An American Civil War site. The Civil War Sesquicentennial Day by Day. CAIRO, Thursday, April 14.
On Tuesday morning the rebel Gen. FORREST attacked Fort Pillow. The American Civil War. From the Louis Round Wilson Special Collections Library, University of North Carolina at Chapel Hill. Item Description: Diary entry, 15 April 1864, by Sarah Lois Wadley, describing the Union occupation of Monroe.
Wadley was the daughter of William Morrill Wadley (1812? -1882) and Rebecca Barnard Everingham Wadley (fl. 1840-1884) and lived with her family in homes near Amite in Tangipahoa Parish, Monroe and Oakland in Ouachita Parish, La., and near Macon, Ga. [Item transcription available below images] Item Citation: From folder 5 of the Sarah Lois Wadley Papers # 1258, Southern Historical Collection, The Wilson Library, University of North Carolina at Chapel Hill. Daily Observations from The Civil War — Day by day writings of the time.
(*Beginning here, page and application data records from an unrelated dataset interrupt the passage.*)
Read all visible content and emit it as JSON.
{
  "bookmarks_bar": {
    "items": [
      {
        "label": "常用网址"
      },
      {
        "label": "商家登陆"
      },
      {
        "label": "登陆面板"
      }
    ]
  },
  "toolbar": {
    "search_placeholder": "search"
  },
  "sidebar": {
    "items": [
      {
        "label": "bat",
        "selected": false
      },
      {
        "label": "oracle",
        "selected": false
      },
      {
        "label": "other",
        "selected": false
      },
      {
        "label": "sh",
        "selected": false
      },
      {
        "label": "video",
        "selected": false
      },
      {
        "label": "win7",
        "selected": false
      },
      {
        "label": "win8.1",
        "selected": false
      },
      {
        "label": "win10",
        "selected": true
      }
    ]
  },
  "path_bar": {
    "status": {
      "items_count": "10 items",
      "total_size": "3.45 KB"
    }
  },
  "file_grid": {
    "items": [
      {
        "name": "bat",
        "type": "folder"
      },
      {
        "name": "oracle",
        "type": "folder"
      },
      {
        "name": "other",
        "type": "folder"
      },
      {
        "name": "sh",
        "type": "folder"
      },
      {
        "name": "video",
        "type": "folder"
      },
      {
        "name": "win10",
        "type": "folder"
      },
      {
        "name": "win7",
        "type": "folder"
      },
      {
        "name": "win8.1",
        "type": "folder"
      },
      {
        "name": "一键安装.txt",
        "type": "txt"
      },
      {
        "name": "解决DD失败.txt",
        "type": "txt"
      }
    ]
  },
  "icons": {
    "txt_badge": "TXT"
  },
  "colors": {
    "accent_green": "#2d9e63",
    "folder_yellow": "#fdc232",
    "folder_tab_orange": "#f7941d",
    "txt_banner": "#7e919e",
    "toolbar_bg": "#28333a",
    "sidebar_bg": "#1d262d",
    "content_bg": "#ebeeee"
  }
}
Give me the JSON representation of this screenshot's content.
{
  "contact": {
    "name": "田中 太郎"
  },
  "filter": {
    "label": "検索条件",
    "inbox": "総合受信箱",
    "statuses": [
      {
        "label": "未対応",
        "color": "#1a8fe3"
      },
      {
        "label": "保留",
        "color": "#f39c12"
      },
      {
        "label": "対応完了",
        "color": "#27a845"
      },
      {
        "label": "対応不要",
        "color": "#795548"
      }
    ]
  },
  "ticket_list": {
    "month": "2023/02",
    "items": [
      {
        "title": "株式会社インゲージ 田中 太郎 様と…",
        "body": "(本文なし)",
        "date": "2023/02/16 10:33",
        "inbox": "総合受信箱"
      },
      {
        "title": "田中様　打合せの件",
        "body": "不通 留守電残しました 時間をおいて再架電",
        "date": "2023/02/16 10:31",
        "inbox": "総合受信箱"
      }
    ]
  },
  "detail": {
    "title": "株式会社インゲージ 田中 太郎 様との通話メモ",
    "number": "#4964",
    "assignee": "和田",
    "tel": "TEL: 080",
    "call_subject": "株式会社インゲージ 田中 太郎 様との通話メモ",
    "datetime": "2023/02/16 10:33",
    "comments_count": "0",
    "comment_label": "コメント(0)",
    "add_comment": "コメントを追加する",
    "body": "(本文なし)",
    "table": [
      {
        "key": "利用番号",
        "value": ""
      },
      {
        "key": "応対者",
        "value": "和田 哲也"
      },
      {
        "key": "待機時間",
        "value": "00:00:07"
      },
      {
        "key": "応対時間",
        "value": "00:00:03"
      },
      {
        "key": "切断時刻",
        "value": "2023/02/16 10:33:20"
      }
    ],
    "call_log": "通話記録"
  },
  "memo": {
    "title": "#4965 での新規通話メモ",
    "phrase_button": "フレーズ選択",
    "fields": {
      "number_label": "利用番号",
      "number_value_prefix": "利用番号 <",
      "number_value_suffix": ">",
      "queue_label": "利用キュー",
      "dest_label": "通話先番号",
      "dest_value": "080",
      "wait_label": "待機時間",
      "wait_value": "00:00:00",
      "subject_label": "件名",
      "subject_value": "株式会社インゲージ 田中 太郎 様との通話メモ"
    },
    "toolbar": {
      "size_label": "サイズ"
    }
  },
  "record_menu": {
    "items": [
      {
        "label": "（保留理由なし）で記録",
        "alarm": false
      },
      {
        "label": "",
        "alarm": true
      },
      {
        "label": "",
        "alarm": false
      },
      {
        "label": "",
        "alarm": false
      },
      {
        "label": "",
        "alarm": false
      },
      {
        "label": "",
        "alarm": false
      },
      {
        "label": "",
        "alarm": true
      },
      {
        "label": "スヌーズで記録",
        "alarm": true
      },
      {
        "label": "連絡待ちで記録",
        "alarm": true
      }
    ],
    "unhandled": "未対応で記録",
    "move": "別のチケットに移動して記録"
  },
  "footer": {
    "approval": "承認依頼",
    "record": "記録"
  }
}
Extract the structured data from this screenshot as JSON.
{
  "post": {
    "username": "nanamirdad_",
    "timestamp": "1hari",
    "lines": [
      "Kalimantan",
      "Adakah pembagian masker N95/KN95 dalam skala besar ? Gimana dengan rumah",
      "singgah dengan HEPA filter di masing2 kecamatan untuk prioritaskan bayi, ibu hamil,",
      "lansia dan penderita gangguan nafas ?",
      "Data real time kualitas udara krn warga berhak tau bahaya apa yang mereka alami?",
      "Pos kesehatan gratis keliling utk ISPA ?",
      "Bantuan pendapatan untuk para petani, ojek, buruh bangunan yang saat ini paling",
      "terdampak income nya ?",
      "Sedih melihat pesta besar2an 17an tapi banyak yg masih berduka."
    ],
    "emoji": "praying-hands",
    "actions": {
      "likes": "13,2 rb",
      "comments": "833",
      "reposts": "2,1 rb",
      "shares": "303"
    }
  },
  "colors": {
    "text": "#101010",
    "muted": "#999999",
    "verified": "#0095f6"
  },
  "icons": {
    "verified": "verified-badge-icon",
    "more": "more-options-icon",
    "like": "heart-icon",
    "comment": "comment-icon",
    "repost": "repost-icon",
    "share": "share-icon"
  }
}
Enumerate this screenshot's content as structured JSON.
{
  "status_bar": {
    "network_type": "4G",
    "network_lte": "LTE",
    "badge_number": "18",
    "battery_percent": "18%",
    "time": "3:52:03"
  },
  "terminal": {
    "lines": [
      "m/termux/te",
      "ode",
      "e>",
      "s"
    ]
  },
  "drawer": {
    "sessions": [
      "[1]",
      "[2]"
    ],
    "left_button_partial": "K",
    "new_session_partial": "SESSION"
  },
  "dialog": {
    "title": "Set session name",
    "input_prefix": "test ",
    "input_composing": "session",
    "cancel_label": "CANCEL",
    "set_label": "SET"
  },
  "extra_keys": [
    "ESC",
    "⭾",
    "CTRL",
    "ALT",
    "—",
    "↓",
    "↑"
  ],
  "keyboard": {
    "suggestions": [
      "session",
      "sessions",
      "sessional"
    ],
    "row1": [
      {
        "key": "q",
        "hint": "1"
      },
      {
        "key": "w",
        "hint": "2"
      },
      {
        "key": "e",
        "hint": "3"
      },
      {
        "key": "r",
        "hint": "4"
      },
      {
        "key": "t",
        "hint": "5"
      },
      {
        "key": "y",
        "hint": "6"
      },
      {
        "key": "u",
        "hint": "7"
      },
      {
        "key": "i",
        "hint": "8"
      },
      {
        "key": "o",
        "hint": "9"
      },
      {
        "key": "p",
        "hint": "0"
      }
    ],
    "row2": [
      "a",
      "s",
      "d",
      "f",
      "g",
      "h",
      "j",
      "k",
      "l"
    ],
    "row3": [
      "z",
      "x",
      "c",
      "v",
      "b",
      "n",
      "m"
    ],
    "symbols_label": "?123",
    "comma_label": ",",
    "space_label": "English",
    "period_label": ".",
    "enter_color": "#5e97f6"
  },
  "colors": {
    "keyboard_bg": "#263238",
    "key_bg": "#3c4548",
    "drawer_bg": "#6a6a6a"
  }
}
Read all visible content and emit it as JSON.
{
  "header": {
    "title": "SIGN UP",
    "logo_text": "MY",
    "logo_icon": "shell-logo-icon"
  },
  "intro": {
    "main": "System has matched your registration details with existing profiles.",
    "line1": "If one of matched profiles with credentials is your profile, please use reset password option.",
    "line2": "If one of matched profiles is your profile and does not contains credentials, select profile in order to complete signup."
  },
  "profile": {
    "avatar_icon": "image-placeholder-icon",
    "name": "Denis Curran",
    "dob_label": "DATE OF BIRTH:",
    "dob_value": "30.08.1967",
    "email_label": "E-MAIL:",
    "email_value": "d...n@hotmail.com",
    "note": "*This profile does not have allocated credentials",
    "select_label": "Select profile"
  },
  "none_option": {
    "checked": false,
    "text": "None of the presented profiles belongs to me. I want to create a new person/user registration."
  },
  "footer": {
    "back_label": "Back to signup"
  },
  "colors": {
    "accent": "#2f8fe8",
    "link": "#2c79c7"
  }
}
Civil War Daily Gazette. DISUNION - Opinionator. [TAG]The climax of Steven Spielberg’s film “Lincoln” — the passage of the 13th Amendment in the House of Representatives — vividly captures the culmination of a dramatic yearlong legislative battle that mixed skillful behind-the-scenes maneuverings with high-minded constitutional debate, internecine party politics, personal animosities and the polarizing dynamics of a presidential election.
Approval in the House on Jan. 31, 1865, trailed the amendment’s passage in the Senate on April 8, 1864, by almost 10 months. Its adoption by 27 states the following December introduced the word “slavery” into the Constitution for the first time. But the amendment’s successful ratification was not the first time Americans had sought a constitutional remedy for slavery. On Feb. 28, 1861, a close vote in Congress sent the Corwin Amendment to the states. Named for its House sponsor, Ohio Republican Thomas Corwin, the proposal was actually the work of the soon-to-be secretary of state William H.